The fertility level is currently 1.75 children per woman, but in 2010 it was 0.65.
The global economy recovered from recession in 2010 and in 2015 the level of fertility in the developed world was just 0.5 children per women.
Fertility rate at a glance: What is the global fertility rate?
The fertility rate is the number of children a woman can expect to have if she were to have all her children.
It is calculated by dividing the number by the number who are currently in the world.
The global fertility is 1.7, or about 7.4 children per man.
Who has the highest fertility rate: The most recent global fertility figure is 0.68 children per female, or 8.5.
This is about 5.2 percentage points higher than the global average.
Who has a fertility rate below the global level: At the time of writing, the fertility rate for India is 0:0.3, or 2.6 children per girl.
How has the fertility level changed?
In the last two decades, the global population has grown by about 10% per annum, from an estimated 6.3 billion people in 1960 to 8.7 billion in 2020.
This means the world’s population has more than doubled since then.
In 2020, India’s population will be more than 12 billion people.
Why is India’s fertility rate so high?
One of the main reasons for India’s high fertility rate comes from the country’s large rural population.
It has around 30% of the world population, which is a large share.
In addition, India has the lowest fertility rate among developed countries, which has been attributed to a variety of factors, including poverty, lack of infrastructure and low education.
But there are other factors that can also contribute to high fertility rates.
One such factor is that in India, the country has one of the highest rates of single-mother households in the OECD, which means that the family is very dependent on a single mother.
However, India also has one the lowest rates of children under the age of five.
This suggests that a higher proportion of the population in India is growing up without a father.
There are also a number of cultural differences that affect fertility rates, according to the World Bank.
For example, a lower level of education may have a negative impact on fertility.
In fact, one study suggests that women who do not complete their schooling are more likely to be single mothers than women who complete their education.
The World Bank also found that people living in remote areas of India may be more likely than their urban counterparts to have children who are not related.

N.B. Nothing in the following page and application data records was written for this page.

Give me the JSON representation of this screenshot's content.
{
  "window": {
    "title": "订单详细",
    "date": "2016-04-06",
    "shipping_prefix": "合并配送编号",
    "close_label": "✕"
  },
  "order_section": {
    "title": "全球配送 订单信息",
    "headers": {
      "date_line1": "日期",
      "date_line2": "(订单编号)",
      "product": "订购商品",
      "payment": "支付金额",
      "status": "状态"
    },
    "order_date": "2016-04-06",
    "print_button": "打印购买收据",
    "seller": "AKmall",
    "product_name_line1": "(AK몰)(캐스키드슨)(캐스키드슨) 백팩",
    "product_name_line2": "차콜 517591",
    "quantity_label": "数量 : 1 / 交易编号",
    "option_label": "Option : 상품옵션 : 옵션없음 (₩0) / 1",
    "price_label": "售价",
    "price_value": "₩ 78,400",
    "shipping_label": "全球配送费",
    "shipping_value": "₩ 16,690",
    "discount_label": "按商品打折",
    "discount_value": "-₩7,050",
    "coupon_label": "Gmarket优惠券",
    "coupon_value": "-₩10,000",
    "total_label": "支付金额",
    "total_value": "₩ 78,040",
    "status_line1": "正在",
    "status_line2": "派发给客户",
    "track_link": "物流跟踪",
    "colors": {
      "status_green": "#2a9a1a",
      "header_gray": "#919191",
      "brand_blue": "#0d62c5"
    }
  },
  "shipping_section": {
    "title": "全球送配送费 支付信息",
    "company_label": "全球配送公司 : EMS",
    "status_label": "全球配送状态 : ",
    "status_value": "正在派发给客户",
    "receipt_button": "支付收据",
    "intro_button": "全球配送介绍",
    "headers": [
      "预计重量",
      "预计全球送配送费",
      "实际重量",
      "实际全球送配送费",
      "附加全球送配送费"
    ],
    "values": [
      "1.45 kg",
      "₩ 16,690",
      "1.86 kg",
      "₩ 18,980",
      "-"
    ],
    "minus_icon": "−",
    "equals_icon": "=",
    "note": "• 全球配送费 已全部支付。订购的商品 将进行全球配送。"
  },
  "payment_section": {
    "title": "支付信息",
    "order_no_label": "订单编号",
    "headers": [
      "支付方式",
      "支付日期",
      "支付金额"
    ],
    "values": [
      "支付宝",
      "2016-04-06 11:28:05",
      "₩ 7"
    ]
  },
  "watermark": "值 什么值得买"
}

As the world becomes wealthier, more women will be able to afford to have a child.
The country’s economy is also expanding, and as a result, India is one of its fastest-growing countries.